Boom in beets results from red dye No. 4 ban
| Weymouth, Mass.
When the Department of agriculture banned red dye No. 4, the food coloring, it actually did a favour for home gardeners, particularly the beet lovers among us.
In the search for a red-dye substitute, researchers took another hard look at the beet. Let's face it, outside the paint and printing-ink industry, where can you find a better-covering red than that produced by beet juice?
In any event, plant breeders stepped up their beet research, looking, among other things, for a good red dye. One of these was Dr. W. H. Gabelman of the University of Wisconsin. Dr. Gabelman has concentrated for several decades on beets, and many a gardener's satisfaction with his beet crop is directly attributable to him.
In making crossings for good color, Dr. Gabelman also turned up a breed with smooth flesh and a high sugar content (a sugar beet was included in the ancestry). This beet found its way to the Joseph Harris Seed Company in Rochester, N.Y., where Harris breeders saw in it all the qualities they wanted combined with those of one of their own promising developments. The cross was made and the result, Warrior, is a vigorous, early hybrid that has lived up to expectations in the test plots.
Warrior matures in less than two months (57 days, according to test results), but retains its sweetness even when left in the ground for weeks.
To grow good beets, I mix compost or old manure and a liberal sprinkling of wood ash into the topsoil, then scatter the beet seeds evenly over the entire bed. A half inch or more of sifted compost or soil goes over the seed and the whole bed is pressed firm with a broad, flat board, then watered.
It helps if the beet seeds are soaked in water, preferably a compost tea, for 12 to 24 hours planting. As with carrots, germination is both hastened and improved if the seedbed is covered with burlap and then removed once the bulk of the seeds have germinated.
Once the seedlings are up and thoroughly established, I add a light mulch of shredded leaves. As the plants continue to grow, the mulch is increased until eventually it reaches about 2 inches thick. The mulch retards competing weeds, keeps the soil cool and moist, encourages earthworm activity, and protects the developing bulb.
Beets are frost-tolerant, so they can be sown early in the spring. You needn't be concerned that they will be wiped out by an early fall frost, either. While beets grow best in cool weather, they perform moderately well throughout the summer as well. Thus, if beets are popular in your household, you can make successive sowings every two to three weeks all season long.

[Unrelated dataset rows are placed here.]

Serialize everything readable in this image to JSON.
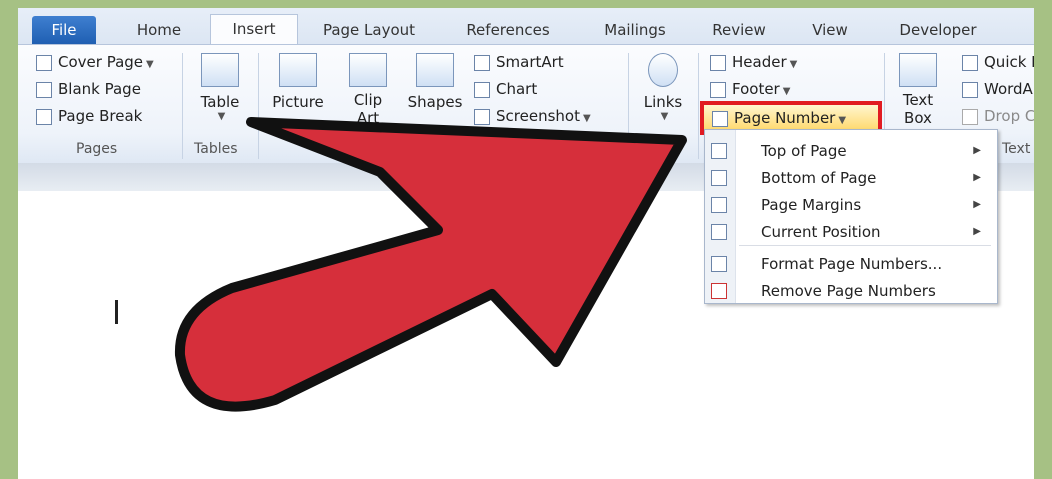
{
  "tabs": [
    "File",
    "Home",
    "Insert",
    "Page Layout",
    "References",
    "Mailings",
    "Review",
    "View",
    "Developer"
  ],
  "ribbon": {
    "pages": {
      "cover_page": "Cover Page",
      "blank_page": "Blank Page",
      "page_break": "Page Break",
      "label": "Pages"
    },
    "tables": {
      "table": "Table",
      "label": "Tables"
    },
    "illustrations": {
      "picture": "Picture",
      "clip_art_1": "Clip",
      "clip_art_2": "Art",
      "shapes": "Shapes",
      "smartart": "SmartArt",
      "chart": "Chart",
      "screenshot": "Screenshot"
    },
    "links": {
      "links": "Links"
    },
    "header_footer": {
      "header": "Header",
      "footer": "Footer",
      "page_number": "Page Number"
    },
    "text": {
      "text_box_1": "Text",
      "text_box_2": "Box",
      "quick_parts": "Quick P",
      "wordart": "WordA",
      "drop_cap": "Drop C",
      "label": "Text"
    }
  },
  "menu": {
    "items": [
      {
        "label": "Top of Page",
        "arrow": "▶"
      },
      {
        "label": "Bottom of Page",
        "arrow": "▶"
      },
      {
        "label": "Page Margins",
        "arrow": "▶"
      },
      {
        "label": "Current Position",
        "arrow": "▶"
      },
      {
        "label": "Format Page Numbers...",
        "arrow": ""
      },
      {
        "label": "Remove Page Numbers",
        "arrow": ""
      }
    ]
  },
  "colors": {
    "arrow_fill": "#d62f3b",
    "arrow_outline": "#111111",
    "highlight_border": "#e11b22",
    "file_tab": "#2a6cc4",
    "outer_border": "#a6c184"
  }
}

What surprises many newcomers to gardening is that several little beets will spring up where one beet seed was sown. That's because each beet seed is actually a fruit that may contain as many as six beet seeds. The net result is that beet plantings will almost certainly have to be thinned.
If germination has been good, I begin to remove some of the seedlings from the more crowded areas right away. Once the little beets are a few inches tall, I thin (frequently with the aid of a pair of scissors) until the beets are about an inch apart, using the thinnings for greens.
The next thinning takes place when the beet bulbs are about the size of radishes. At this stage we eat both the bulbs and the leaves. Continue thinning this way until the beets are 4 to 6 inches apart, at which stage the remaining ones are left to grow to full size.
About the only pest problem. I have with beets is the appearance of the leaf miner (a grub that tunnels its way around the leaves). Dusting with rotenone is a help, but the home gardener also might consider making a small cage, using fly screening.
Place the screen over the beet bed and the leaf miner will prove no problem at all.